Pros: This formula is certified organic by the USDA. This means that it is non-GMO and there is no added DHA/ARA. It is also gluten free. They claim the milk comes from cows that are not given growth hormone.
Cons: This formula contains Palm Olein and sugar (Organic Glucose Syrup Solids). Also, interestingly, there is a lawsuit against the Honest Company challenging their organic claim.
Rough cost estimate (assuming exclusive formula use 24oz per day and avg. 30 day month): 1 day =$4.56 | 1 month =$137
Pros: This formula is certified organic by the USDA. This means that it is non-GMO and there is no added DHA/ARA. It is also gluten free. They do not use the hexane method of extracting the fatty acids (they use a water process).
Cons: There is added sugar (as with all other formulas). One thing to note is that it is marketed as toddler formula; however, it is safe for infants. The company markets to toddlers because they want to reinforce that breastmilk is best for babies.
Rough cost estimate (assuming exclusive formula use 24oz per day and avg. 30 day month): 1 day =$2.86 | 1 month =$86
Pros: Of all the formulas we have tried Holle was the only one that was actually like milk in my opinion. It did not have a weird smell or texture like most of the others do. If you look at the labels there are far fewer ingredients and most of them are recognizable unlike many of the American products. The milk comes from cows that are grass-fed on farms that follow Demeter farm standards. This means that the farmers consider the species specific peculiarties of plants and animals. They do not dehorn cows, which is a painful process that non-demeter farms do. Holle farms are certified organic and biodynamic.
Cons: There are only two reputable places in the US that you can get this formula. Unless you get Lebenswert Holle, there is maltodextrin which is a type of sugar. The best place to buy Holle is Little World Organics.
Rough cost estimate (assuming exclusive formula use 24oz per day and avg. 30 day month): 1 day =$7 | 1 month =$210
So, what’s best?
I was surprised when I did the research that the seemingly best formula in terms of ingredients is also the most affordable. In terms of overall ingredients and cost, Baby’s Only Organic might be the best option out there today. It’s what we use and we are happy with it! Again, be sure to do your own research and talk to your pediatrician to make the best choice for your baby.
One good thing about trying all these formulas is the containers make great tower blocks for Monster Aiden 🙂
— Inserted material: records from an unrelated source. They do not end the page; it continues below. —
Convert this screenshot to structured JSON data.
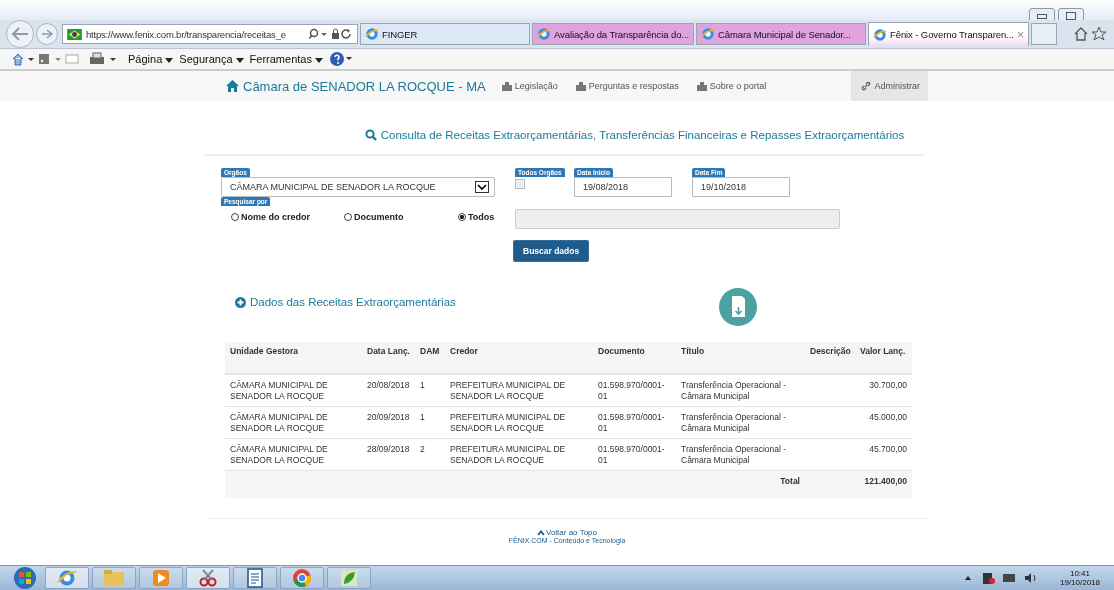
{
  "browser": {
    "address": "https://www.fenix.com.br/transparencia/receitas_e",
    "tabs": [
      {
        "title": "FINGER",
        "selected": false,
        "color": "#dce8f5"
      },
      {
        "title": "Avaliação da Transparência do...",
        "selected": false,
        "color": "#dfa3e0"
      },
      {
        "title": "Câmara Municipal de Senador...",
        "selected": false,
        "color": "#dfa3e0"
      },
      {
        "title": "Fênix - Governo Transparen...",
        "selected": true,
        "color": "#f3d6f3"
      }
    ],
    "close_tab": "×",
    "menus": [
      "Página",
      "Segurança",
      "Ferramentas"
    ]
  },
  "site_nav": {
    "title": "Câmara de SENADOR LA ROCQUE - MA",
    "links": [
      "Legislação",
      "Perguntas e respostas",
      "Sobre o portal"
    ],
    "admin": "Administrar"
  },
  "page_title": "Consulta de Receitas Extraorçamentárias, Transferências Financeiras e Repasses Extraorçamentários",
  "form": {
    "orgaos": {
      "label": "Orgãos",
      "value": "CÂMARA MUNICIPAL DE SENADOR LA ROCQUE"
    },
    "todos_orgaos": {
      "label": "Todos Orgãos",
      "checked": false
    },
    "data_inicio": {
      "label": "Data Inicio",
      "value": "19/08/2018"
    },
    "data_fim": {
      "label": "Data Fim",
      "value": "19/10/2018"
    },
    "pesquisar_por": {
      "label": "Pesquisar por",
      "options": [
        {
          "label": "Nome do credor",
          "selected": false
        },
        {
          "label": "Documento",
          "selected": false
        },
        {
          "label": "Todos",
          "selected": true
        }
      ]
    },
    "button": "Buscar dados"
  },
  "section_title": "Dados das Receitas Extraorçamentárias",
  "table": {
    "columns": [
      "Unidade Gestora",
      "Data Lanç.",
      "DAM",
      "Credor",
      "Documento",
      "Título",
      "Descrição",
      "Valor Lanç."
    ],
    "rows": [
      [
        "CÂMARA MUNICIPAL DE SENADOR LA ROCQUE",
        "20/08/2018",
        "1",
        "PREFEITURA MUNICIPAL DE SENADOR LA ROCQUE",
        "01.598.970/0001-01",
        "Transferência Operacional - Câmara Municipal",
        "",
        "30.700,00"
      ],
      [
        "CÂMARA MUNICIPAL DE SENADOR LA ROCQUE",
        "20/09/2018",
        "1",
        "PREFEITURA MUNICIPAL DE SENADOR LA ROCQUE",
        "01.598.970/0001-01",
        "Transferência Operacional - Câmara Municipal",
        "",
        "45.000,00"
      ],
      [
        "CÂMARA MUNICIPAL DE SENADOR LA ROCQUE",
        "28/09/2018",
        "2",
        "PREFEITURA MUNICIPAL DE SENADOR LA ROCQUE",
        "01.598.970/0001-01",
        "Transferência Operacional - Câmara Municipal",
        "",
        "45.700,00"
      ]
    ],
    "total_label": "Total",
    "total": "121.400,00"
  },
  "footer": {
    "link": "Voltar ao Topo",
    "credit": "FÊNIX.COM - Conteúdo e Tecnologia"
  },
  "taskbar": {
    "time": "10:41",
    "date": "19/10/2018"
  }
}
If you liked this post, you may also like Bottle Feeding Basics.
Disclosure: This post contains affiliate links, so if you make a purchase using one of the links I may make a small comission. This does not cost anything to you and I only talk about products I love.